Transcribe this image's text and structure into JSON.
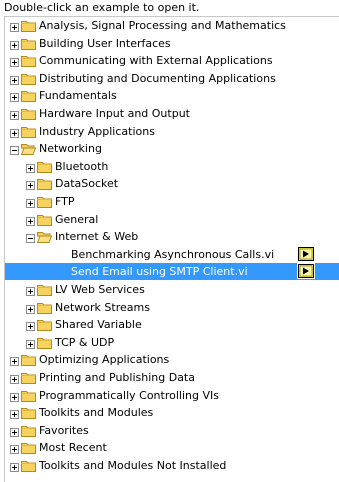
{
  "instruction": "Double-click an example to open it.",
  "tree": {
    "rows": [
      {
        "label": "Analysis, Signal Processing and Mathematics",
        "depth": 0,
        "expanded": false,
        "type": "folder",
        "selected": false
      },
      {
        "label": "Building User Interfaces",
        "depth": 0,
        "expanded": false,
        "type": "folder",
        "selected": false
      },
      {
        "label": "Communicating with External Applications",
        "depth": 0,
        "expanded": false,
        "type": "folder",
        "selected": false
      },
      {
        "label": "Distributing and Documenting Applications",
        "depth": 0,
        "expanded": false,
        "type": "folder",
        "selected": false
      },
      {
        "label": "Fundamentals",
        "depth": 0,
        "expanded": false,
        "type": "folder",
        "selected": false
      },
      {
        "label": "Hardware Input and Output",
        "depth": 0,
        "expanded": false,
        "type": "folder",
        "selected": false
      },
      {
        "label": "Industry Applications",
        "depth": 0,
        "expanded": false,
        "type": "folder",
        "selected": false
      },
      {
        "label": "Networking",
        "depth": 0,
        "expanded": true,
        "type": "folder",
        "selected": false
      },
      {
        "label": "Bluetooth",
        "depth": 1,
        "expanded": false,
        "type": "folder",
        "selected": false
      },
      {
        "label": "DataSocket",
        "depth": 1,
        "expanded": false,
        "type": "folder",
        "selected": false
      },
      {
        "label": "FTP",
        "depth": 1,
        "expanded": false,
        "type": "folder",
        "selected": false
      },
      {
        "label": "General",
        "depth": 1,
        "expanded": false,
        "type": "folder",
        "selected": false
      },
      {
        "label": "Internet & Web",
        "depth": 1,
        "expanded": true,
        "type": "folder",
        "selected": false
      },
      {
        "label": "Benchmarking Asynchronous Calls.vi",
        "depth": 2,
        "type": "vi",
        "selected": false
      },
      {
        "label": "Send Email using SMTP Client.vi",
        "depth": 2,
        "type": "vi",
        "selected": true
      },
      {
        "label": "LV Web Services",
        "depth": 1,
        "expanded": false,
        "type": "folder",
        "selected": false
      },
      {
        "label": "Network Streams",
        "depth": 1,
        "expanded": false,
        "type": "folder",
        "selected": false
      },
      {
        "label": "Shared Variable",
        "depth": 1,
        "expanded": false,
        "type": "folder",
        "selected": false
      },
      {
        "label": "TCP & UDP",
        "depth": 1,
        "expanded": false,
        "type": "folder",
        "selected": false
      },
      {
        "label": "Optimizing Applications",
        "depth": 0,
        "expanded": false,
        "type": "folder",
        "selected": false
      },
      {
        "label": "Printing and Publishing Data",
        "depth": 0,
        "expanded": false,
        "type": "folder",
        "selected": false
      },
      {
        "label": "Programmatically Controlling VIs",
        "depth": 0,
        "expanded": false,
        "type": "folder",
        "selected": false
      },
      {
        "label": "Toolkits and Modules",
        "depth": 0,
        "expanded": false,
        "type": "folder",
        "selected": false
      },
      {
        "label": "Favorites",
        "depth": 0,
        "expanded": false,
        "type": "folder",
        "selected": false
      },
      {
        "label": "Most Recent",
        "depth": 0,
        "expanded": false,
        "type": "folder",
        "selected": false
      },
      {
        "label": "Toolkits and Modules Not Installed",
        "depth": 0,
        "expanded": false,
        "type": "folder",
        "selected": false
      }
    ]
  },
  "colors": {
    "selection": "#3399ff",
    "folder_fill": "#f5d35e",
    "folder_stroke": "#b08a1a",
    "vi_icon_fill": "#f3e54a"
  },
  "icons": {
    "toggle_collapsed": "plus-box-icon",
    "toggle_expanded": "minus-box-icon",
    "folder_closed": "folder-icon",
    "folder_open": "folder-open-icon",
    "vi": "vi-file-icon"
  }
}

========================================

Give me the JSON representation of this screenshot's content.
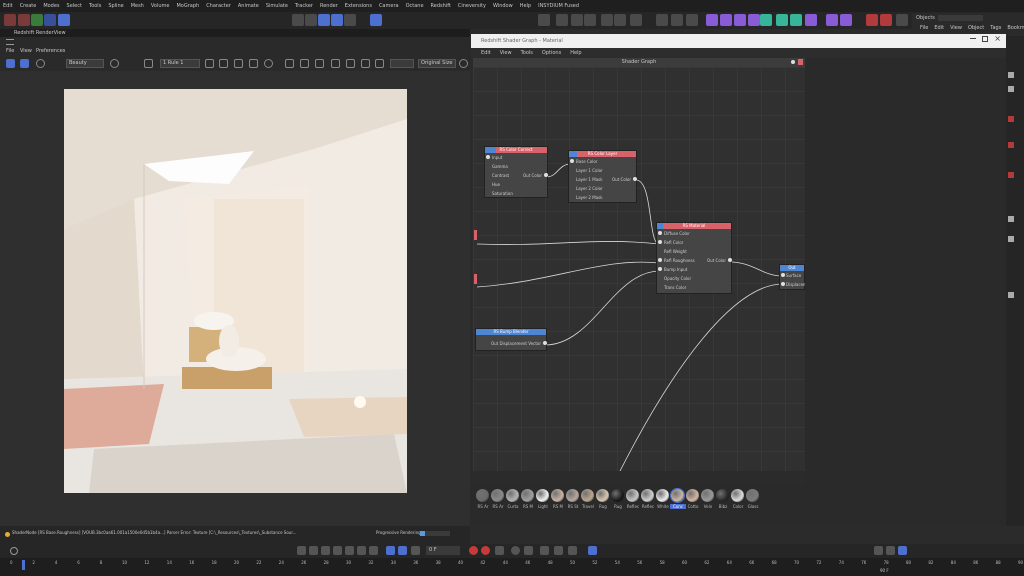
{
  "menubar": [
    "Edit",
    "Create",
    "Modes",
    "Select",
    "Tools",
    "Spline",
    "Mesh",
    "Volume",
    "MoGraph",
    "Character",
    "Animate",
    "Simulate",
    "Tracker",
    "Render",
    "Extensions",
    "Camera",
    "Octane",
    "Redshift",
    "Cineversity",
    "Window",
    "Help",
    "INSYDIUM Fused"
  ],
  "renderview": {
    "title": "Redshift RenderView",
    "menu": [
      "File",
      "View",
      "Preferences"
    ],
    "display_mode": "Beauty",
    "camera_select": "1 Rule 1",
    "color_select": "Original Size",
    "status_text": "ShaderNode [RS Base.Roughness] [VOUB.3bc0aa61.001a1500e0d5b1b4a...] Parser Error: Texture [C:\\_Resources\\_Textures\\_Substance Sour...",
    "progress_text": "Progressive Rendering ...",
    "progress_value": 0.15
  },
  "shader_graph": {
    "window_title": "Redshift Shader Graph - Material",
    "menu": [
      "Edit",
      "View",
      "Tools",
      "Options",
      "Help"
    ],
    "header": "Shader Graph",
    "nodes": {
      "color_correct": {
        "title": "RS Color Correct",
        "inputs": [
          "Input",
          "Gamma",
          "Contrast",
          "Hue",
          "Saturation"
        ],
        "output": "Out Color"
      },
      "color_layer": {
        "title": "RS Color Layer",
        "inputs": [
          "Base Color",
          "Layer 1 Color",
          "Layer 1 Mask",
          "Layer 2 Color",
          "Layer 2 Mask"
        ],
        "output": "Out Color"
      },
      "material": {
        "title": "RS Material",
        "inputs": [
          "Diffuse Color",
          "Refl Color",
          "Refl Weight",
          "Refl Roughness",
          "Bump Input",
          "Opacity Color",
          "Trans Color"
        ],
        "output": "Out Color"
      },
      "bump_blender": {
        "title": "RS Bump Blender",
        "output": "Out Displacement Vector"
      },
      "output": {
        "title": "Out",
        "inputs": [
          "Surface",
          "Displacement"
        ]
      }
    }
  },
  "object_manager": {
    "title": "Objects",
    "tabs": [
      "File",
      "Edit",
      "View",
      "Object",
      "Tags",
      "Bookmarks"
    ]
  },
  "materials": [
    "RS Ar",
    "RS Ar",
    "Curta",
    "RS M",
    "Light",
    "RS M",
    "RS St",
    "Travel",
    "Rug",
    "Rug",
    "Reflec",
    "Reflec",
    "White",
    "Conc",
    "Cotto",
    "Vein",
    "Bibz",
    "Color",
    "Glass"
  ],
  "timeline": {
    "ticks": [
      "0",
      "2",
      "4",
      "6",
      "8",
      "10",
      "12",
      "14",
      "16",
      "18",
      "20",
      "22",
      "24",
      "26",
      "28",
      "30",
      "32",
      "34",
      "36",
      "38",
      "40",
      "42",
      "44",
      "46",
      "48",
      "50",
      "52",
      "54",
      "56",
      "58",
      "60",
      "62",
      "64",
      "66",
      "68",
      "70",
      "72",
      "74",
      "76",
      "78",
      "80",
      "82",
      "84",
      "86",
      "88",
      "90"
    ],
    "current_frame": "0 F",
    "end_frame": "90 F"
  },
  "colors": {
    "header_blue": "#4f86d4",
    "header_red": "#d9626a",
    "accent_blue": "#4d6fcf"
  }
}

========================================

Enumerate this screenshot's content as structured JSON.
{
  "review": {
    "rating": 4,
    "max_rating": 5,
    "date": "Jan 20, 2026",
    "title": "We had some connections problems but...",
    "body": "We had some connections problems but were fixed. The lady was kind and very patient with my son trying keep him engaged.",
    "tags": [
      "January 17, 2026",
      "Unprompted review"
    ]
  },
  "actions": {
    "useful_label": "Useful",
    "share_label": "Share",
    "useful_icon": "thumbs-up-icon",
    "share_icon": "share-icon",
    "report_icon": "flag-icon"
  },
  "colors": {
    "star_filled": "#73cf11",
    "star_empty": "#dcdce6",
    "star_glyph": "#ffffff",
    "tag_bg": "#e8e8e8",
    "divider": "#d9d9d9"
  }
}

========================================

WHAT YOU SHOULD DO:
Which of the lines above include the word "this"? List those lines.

COMPLETED TASK:
Transcribe this image's text and structure into JSON.
Give me the JSON representation of this screenshot's content.
Enumerate this screenshot's content as structured JSON.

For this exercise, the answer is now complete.